Jpay already had the ability to administrate deposits onto inmates' accounts, and they are creaming off the fees for depositing money into the phone accounts. I am assuming that the figures that M Lyons speaks of are taken from the 24c / 26c per minute that Embarq charge for the actual calls, not the amount on top that Jpay take in fees.

Jennie said...

I do not believe that people didn't know about it. I mean JPay is in many states. It would have had to have been discussed somewhere even if just to say "We don't want the email feature".

Somebody is lying somewhere. I didn't search for the rfp. But I would assume that the contract should be available somewhere for people to see. Or any addendums to the original agreement. Like where is the installation plan or the project plan.
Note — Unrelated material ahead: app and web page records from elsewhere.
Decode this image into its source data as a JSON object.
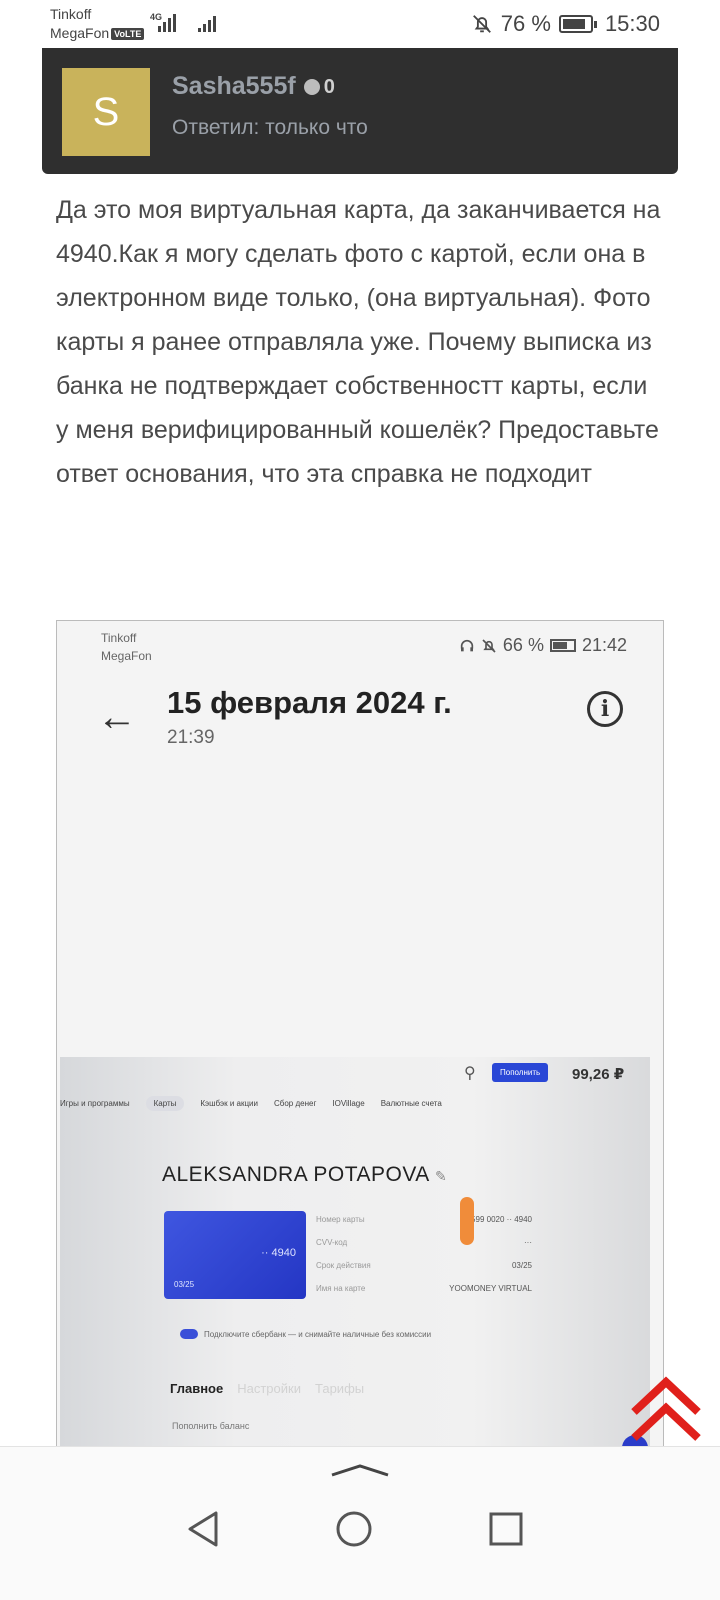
{
  "status_bar": {
    "carrier_1": "Tinkoff",
    "carrier_2": "MegaFon",
    "volte": "VoLTE",
    "network": "4G",
    "battery": "76 %",
    "time": "15:30"
  },
  "reply": {
    "avatar_letter": "S",
    "username": "Sasha555f",
    "reputation": "0",
    "answered": "Ответил: только что",
    "message": "Да это моя виртуальная карта, да заканчивается на 4940.Как я могу сделать фото с картой, если она в электронном виде только, (она виртуальная). Фото карты я ранее отправляла уже. Почему выписка из банка не подтверждает собственностт карты, если у меня верифицированный кошелёк? Предоставьте ответ основания, что эта справка не подходит"
  },
  "attachment": {
    "status_bar": {
      "carrier_1": "Tinkoff",
      "carrier_2": "MegaFon",
      "battery": "66 %",
      "time": "21:42"
    },
    "transaction": {
      "date": "15 февраля 2024 г.",
      "time": "21:39"
    },
    "bank": {
      "topup_button": "Пополнить",
      "balance": "99,26 ₽",
      "nav": [
        "Игры и программы",
        "Карты",
        "Кэшбэк и акции",
        "Сбор денег",
        "IOVillage",
        "Валютные счета"
      ],
      "active_nav": "Карты",
      "cardholder": "ALEKSANDRA POTAPOVA",
      "card_last": "·· 4940",
      "card_exp": "03/25",
      "details": [
        {
          "label": "Номер карты",
          "value": "5599 0020 ·· 4940"
        },
        {
          "label": "CVV-код",
          "value": "···"
        },
        {
          "label": "Срок действия",
          "value": "03/25"
        },
        {
          "label": "Имя на карте",
          "value": "YOOMONEY VIRTUAL"
        }
      ],
      "toggle_text": "Подключите сбербанк — и снимайте наличные без комиссии",
      "tabs": [
        "Главное",
        "Настройки",
        "Тарифы"
      ],
      "topup_row": "Пополнить баланс"
    }
  },
  "colors": {
    "card_bg": "#2f2f2f",
    "avatar": "#c9b35b",
    "scroll_top_arrow": "#e0201b",
    "bank_card": "#2a47d6"
  },
  "icons": {
    "scroll_top": "double-chevron-up-icon",
    "nav_back": "triangle-back-icon",
    "nav_home": "circle-home-icon",
    "nav_recents": "square-recents-icon"
  }
}
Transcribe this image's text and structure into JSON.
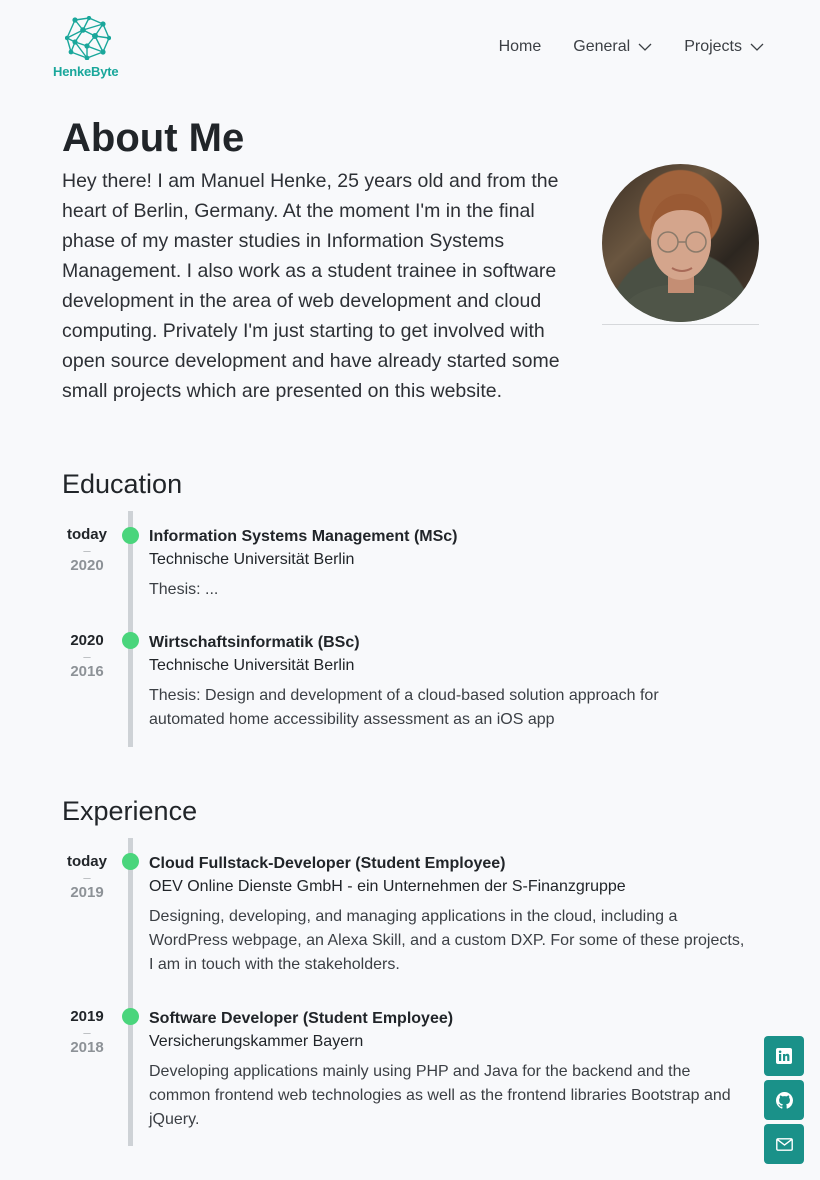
{
  "brand": {
    "name": "HenkeByte",
    "accent": "#1aa79b"
  },
  "nav": {
    "items": [
      {
        "label": "Home"
      },
      {
        "label": "General"
      },
      {
        "label": "Projects"
      }
    ]
  },
  "about": {
    "title": "About Me",
    "text": "Hey there! I am Manuel Henke, 25 years old and from the heart of Berlin, Germany. At the moment I'm in the final phase of my master studies in Information Systems Management. I also work as a student trainee in software development in the area of web development and cloud computing. Privately I'm just starting to get involved with open source development and have already started some small projects which are presented on this website."
  },
  "education": {
    "title": "Education",
    "entries": [
      {
        "year_to": "today",
        "dash": "–",
        "year_from": "2020",
        "title": "Information Systems Management (MSc)",
        "org": "Technische Universität Berlin",
        "desc": "Thesis: ..."
      },
      {
        "year_to": "2020",
        "dash": "–",
        "year_from": "2016",
        "title": "Wirtschaftsinformatik (BSc)",
        "org": "Technische Universität Berlin",
        "desc": "Thesis: Design and development of a cloud-based solution approach for automated home accessibility assessment as an iOS app"
      }
    ]
  },
  "experience": {
    "title": "Experience",
    "entries": [
      {
        "year_to": "today",
        "dash": "–",
        "year_from": "2019",
        "title": "Cloud Fullstack-Developer (Student Employee)",
        "org": "OEV Online Dienste GmbH - ein Unternehmen der S-Finanzgruppe",
        "desc": "Designing, developing, and managing applications in the cloud, including a WordPress webpage, an Alexa Skill, and a custom DXP. For some of these projects, I am in touch with the stakeholders."
      },
      {
        "year_to": "2019",
        "dash": "–",
        "year_from": "2018",
        "title": "Software Developer (Student Employee)",
        "org": "Versicherungskammer Bayern",
        "desc": "Developing applications mainly using PHP and Java for the backend and the common frontend web technologies as well as the frontend libraries Bootstrap and jQuery."
      }
    ]
  },
  "social": {
    "icons": [
      "linkedin-icon",
      "github-icon",
      "mail-icon"
    ],
    "color": "#1a9189"
  },
  "colors": {
    "timeline_dot": "#4ad57c",
    "timeline_line": "#ced2d6"
  }
}
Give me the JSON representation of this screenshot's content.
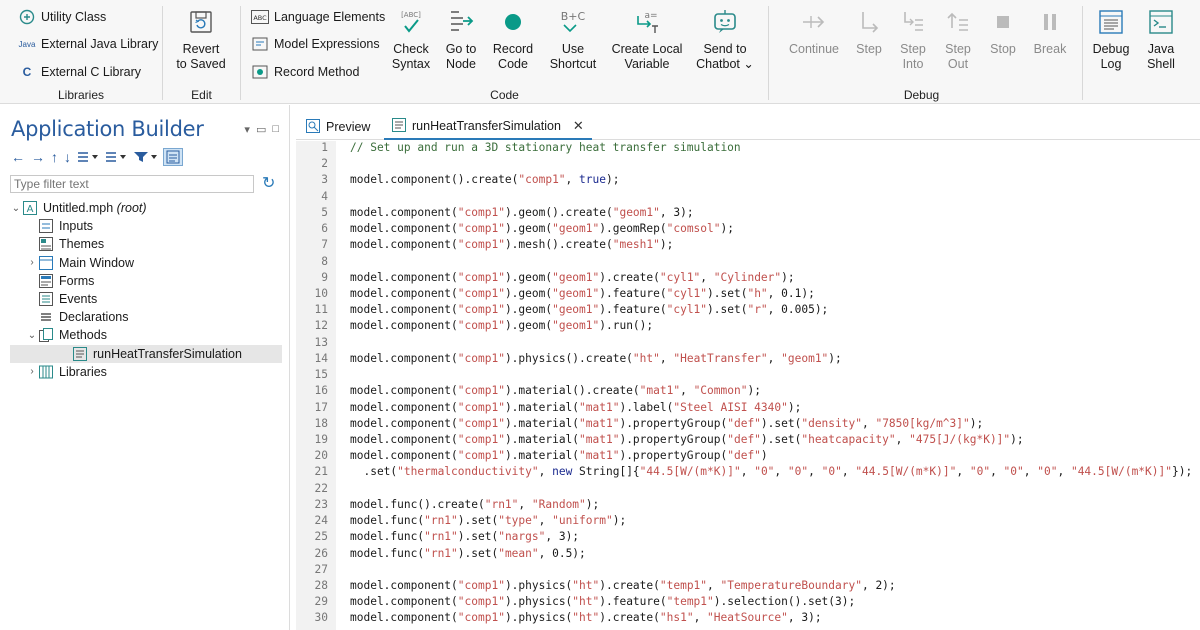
{
  "ribbon": {
    "libraries": {
      "label": "Libraries",
      "items": [
        "Utility Class",
        "External Java Library",
        "External C Library"
      ],
      "java_badge": "Java"
    },
    "edit": {
      "label": "Edit",
      "revert": "Revert\nto Saved"
    },
    "code": {
      "label": "Code",
      "small": [
        "Language Elements",
        "Model Expressions",
        "Record Method"
      ],
      "abc_badge": "[ABC]",
      "big": [
        "Check\nSyntax",
        "Go to\nNode",
        "Record\nCode",
        "Use\nShortcut",
        "Create Local\nVariable",
        "Send to\nChatbot ⌄"
      ],
      "shortcut_glyph": "B+C"
    },
    "debug": {
      "label": "Debug",
      "big": [
        "Continue",
        "Step",
        "Step\nInto",
        "Step\nOut",
        "Stop",
        "Break"
      ]
    },
    "extra": [
      "Debug\nLog",
      "Java\nShell"
    ]
  },
  "panel": {
    "title": "Application Builder",
    "filter_placeholder": "Type filter text",
    "tree": [
      {
        "label": "Untitled.mph",
        "suffix": "(root)"
      },
      {
        "label": "Inputs"
      },
      {
        "label": "Themes"
      },
      {
        "label": "Main Window"
      },
      {
        "label": "Forms"
      },
      {
        "label": "Events"
      },
      {
        "label": "Declarations"
      },
      {
        "label": "Methods"
      },
      {
        "label": "runHeatTransferSimulation"
      },
      {
        "label": "Libraries"
      }
    ]
  },
  "editor": {
    "tabs": [
      "Preview",
      "runHeatTransferSimulation"
    ],
    "lines": [
      [
        [
          "c",
          "// Set up and run a 3D stationary heat transfer simulation"
        ]
      ],
      [],
      [
        [
          "n",
          "model.component().create("
        ],
        [
          "s",
          "\"comp1\""
        ],
        [
          "n",
          ", "
        ],
        [
          "k",
          "true"
        ],
        [
          "n",
          ");"
        ]
      ],
      [],
      [
        [
          "n",
          "model.component("
        ],
        [
          "s",
          "\"comp1\""
        ],
        [
          "n",
          ").geom().create("
        ],
        [
          "s",
          "\"geom1\""
        ],
        [
          "n",
          ", 3);"
        ]
      ],
      [
        [
          "n",
          "model.component("
        ],
        [
          "s",
          "\"comp1\""
        ],
        [
          "n",
          ").geom("
        ],
        [
          "s",
          "\"geom1\""
        ],
        [
          "n",
          ").geomRep("
        ],
        [
          "s",
          "\"comsol\""
        ],
        [
          "n",
          ");"
        ]
      ],
      [
        [
          "n",
          "model.component("
        ],
        [
          "s",
          "\"comp1\""
        ],
        [
          "n",
          ").mesh().create("
        ],
        [
          "s",
          "\"mesh1\""
        ],
        [
          "n",
          ");"
        ]
      ],
      [],
      [
        [
          "n",
          "model.component("
        ],
        [
          "s",
          "\"comp1\""
        ],
        [
          "n",
          ").geom("
        ],
        [
          "s",
          "\"geom1\""
        ],
        [
          "n",
          ").create("
        ],
        [
          "s",
          "\"cyl1\""
        ],
        [
          "n",
          ", "
        ],
        [
          "s",
          "\"Cylinder\""
        ],
        [
          "n",
          ");"
        ]
      ],
      [
        [
          "n",
          "model.component("
        ],
        [
          "s",
          "\"comp1\""
        ],
        [
          "n",
          ").geom("
        ],
        [
          "s",
          "\"geom1\""
        ],
        [
          "n",
          ").feature("
        ],
        [
          "s",
          "\"cyl1\""
        ],
        [
          "n",
          ").set("
        ],
        [
          "s",
          "\"h\""
        ],
        [
          "n",
          ", 0.1);"
        ]
      ],
      [
        [
          "n",
          "model.component("
        ],
        [
          "s",
          "\"comp1\""
        ],
        [
          "n",
          ").geom("
        ],
        [
          "s",
          "\"geom1\""
        ],
        [
          "n",
          ").feature("
        ],
        [
          "s",
          "\"cyl1\""
        ],
        [
          "n",
          ").set("
        ],
        [
          "s",
          "\"r\""
        ],
        [
          "n",
          ", 0.005);"
        ]
      ],
      [
        [
          "n",
          "model.component("
        ],
        [
          "s",
          "\"comp1\""
        ],
        [
          "n",
          ").geom("
        ],
        [
          "s",
          "\"geom1\""
        ],
        [
          "n",
          ").run();"
        ]
      ],
      [],
      [
        [
          "n",
          "model.component("
        ],
        [
          "s",
          "\"comp1\""
        ],
        [
          "n",
          ").physics().create("
        ],
        [
          "s",
          "\"ht\""
        ],
        [
          "n",
          ", "
        ],
        [
          "s",
          "\"HeatTransfer\""
        ],
        [
          "n",
          ", "
        ],
        [
          "s",
          "\"geom1\""
        ],
        [
          "n",
          ");"
        ]
      ],
      [],
      [
        [
          "n",
          "model.component("
        ],
        [
          "s",
          "\"comp1\""
        ],
        [
          "n",
          ").material().create("
        ],
        [
          "s",
          "\"mat1\""
        ],
        [
          "n",
          ", "
        ],
        [
          "s",
          "\"Common\""
        ],
        [
          "n",
          ");"
        ]
      ],
      [
        [
          "n",
          "model.component("
        ],
        [
          "s",
          "\"comp1\""
        ],
        [
          "n",
          ").material("
        ],
        [
          "s",
          "\"mat1\""
        ],
        [
          "n",
          ").label("
        ],
        [
          "s",
          "\"Steel AISI 4340\""
        ],
        [
          "n",
          ");"
        ]
      ],
      [
        [
          "n",
          "model.component("
        ],
        [
          "s",
          "\"comp1\""
        ],
        [
          "n",
          ").material("
        ],
        [
          "s",
          "\"mat1\""
        ],
        [
          "n",
          ").propertyGroup("
        ],
        [
          "s",
          "\"def\""
        ],
        [
          "n",
          ").set("
        ],
        [
          "s",
          "\"density\""
        ],
        [
          "n",
          ", "
        ],
        [
          "s",
          "\"7850[kg/m^3]\""
        ],
        [
          "n",
          ");"
        ]
      ],
      [
        [
          "n",
          "model.component("
        ],
        [
          "s",
          "\"comp1\""
        ],
        [
          "n",
          ").material("
        ],
        [
          "s",
          "\"mat1\""
        ],
        [
          "n",
          ").propertyGroup("
        ],
        [
          "s",
          "\"def\""
        ],
        [
          "n",
          ").set("
        ],
        [
          "s",
          "\"heatcapacity\""
        ],
        [
          "n",
          ", "
        ],
        [
          "s",
          "\"475[J/(kg*K)]\""
        ],
        [
          "n",
          ");"
        ]
      ],
      [
        [
          "n",
          "model.component("
        ],
        [
          "s",
          "\"comp1\""
        ],
        [
          "n",
          ").material("
        ],
        [
          "s",
          "\"mat1\""
        ],
        [
          "n",
          ").propertyGroup("
        ],
        [
          "s",
          "\"def\""
        ],
        [
          "n",
          ")"
        ]
      ],
      [
        [
          "n",
          "  .set("
        ],
        [
          "s",
          "\"thermalconductivity\""
        ],
        [
          "n",
          ", "
        ],
        [
          "k",
          "new"
        ],
        [
          "n",
          " String[]{"
        ],
        [
          "s",
          "\"44.5[W/(m*K)]\""
        ],
        [
          "n",
          ", "
        ],
        [
          "s",
          "\"0\""
        ],
        [
          "n",
          ", "
        ],
        [
          "s",
          "\"0\""
        ],
        [
          "n",
          ", "
        ],
        [
          "s",
          "\"0\""
        ],
        [
          "n",
          ", "
        ],
        [
          "s",
          "\"44.5[W/(m*K)]\""
        ],
        [
          "n",
          ", "
        ],
        [
          "s",
          "\"0\""
        ],
        [
          "n",
          ", "
        ],
        [
          "s",
          "\"0\""
        ],
        [
          "n",
          ", "
        ],
        [
          "s",
          "\"0\""
        ],
        [
          "n",
          ", "
        ],
        [
          "s",
          "\"44.5[W/(m*K)]\""
        ],
        [
          "n",
          "});"
        ]
      ],
      [],
      [
        [
          "n",
          "model.func().create("
        ],
        [
          "s",
          "\"rn1\""
        ],
        [
          "n",
          ", "
        ],
        [
          "s",
          "\"Random\""
        ],
        [
          "n",
          ");"
        ]
      ],
      [
        [
          "n",
          "model.func("
        ],
        [
          "s",
          "\"rn1\""
        ],
        [
          "n",
          ").set("
        ],
        [
          "s",
          "\"type\""
        ],
        [
          "n",
          ", "
        ],
        [
          "s",
          "\"uniform\""
        ],
        [
          "n",
          ");"
        ]
      ],
      [
        [
          "n",
          "model.func("
        ],
        [
          "s",
          "\"rn1\""
        ],
        [
          "n",
          ").set("
        ],
        [
          "s",
          "\"nargs\""
        ],
        [
          "n",
          ", 3);"
        ]
      ],
      [
        [
          "n",
          "model.func("
        ],
        [
          "s",
          "\"rn1\""
        ],
        [
          "n",
          ").set("
        ],
        [
          "s",
          "\"mean\""
        ],
        [
          "n",
          ", 0.5);"
        ]
      ],
      [],
      [
        [
          "n",
          "model.component("
        ],
        [
          "s",
          "\"comp1\""
        ],
        [
          "n",
          ").physics("
        ],
        [
          "s",
          "\"ht\""
        ],
        [
          "n",
          ").create("
        ],
        [
          "s",
          "\"temp1\""
        ],
        [
          "n",
          ", "
        ],
        [
          "s",
          "\"TemperatureBoundary\""
        ],
        [
          "n",
          ", 2);"
        ]
      ],
      [
        [
          "n",
          "model.component("
        ],
        [
          "s",
          "\"comp1\""
        ],
        [
          "n",
          ").physics("
        ],
        [
          "s",
          "\"ht\""
        ],
        [
          "n",
          ").feature("
        ],
        [
          "s",
          "\"temp1\""
        ],
        [
          "n",
          ").selection().set(3);"
        ]
      ],
      [
        [
          "n",
          "model.component("
        ],
        [
          "s",
          "\"comp1\""
        ],
        [
          "n",
          ").physics("
        ],
        [
          "s",
          "\"ht\""
        ],
        [
          "n",
          ").create("
        ],
        [
          "s",
          "\"hs1\""
        ],
        [
          "n",
          ", "
        ],
        [
          "s",
          "\"HeatSource\""
        ],
        [
          "n",
          ", 3);"
        ]
      ]
    ]
  }
}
I don't believe that JPay would just put this in on verbal agreement. Something has to be in writing somewhere.

Anonymous said...

Many other State prisons have had e-mail service. Another company even has the service where inmates can return e-mails. You say:"Huh? How do they do that?" They handwrite their message and it gets scanned into the computer in the mailroom.
It certainly makes things easier for everyone , including the mailroom personnel that no longer has to take the letters out to inspect them etc.
In the case of guard abuse, medical neglect and such, the inmate can immediately inform his family wo can then act on it.
Two years ago Nathaniel Quarterman went to visit Colorado State prison to by invitation of JPay ad liked what he saw. Why is everyone so interested in the contract ? Every time something good comes along for the prisoners and their families someone tries to throw in a monkey wrench. With the price of gasoline I'd rather be able to call or e-mail my loved-one than drive 400 miles round trip. So keep on bickering and watch what happens when the Lege is successful in messing this up too.

DeathBreath said...

My goodness, here again, we have the Texas legislature sporting a navel lens in order to see out of their belly button when their head is fully inserted in their arses. What buffoons. How can a prison system expect to run efficiently when idiots are running the Texas legislature? I've watched the hearings that have been held about various TDCJ foibles. When I've watched, I've noticed an excessive amount of anecdotal diarrhea and little presentation of fact. Those that appear to be listening are blithering idiots. Texas, you deserve what you get when you elect simpletons. Whitmire, you look just like a turtle. Please, pull your ugly head back inside the shell.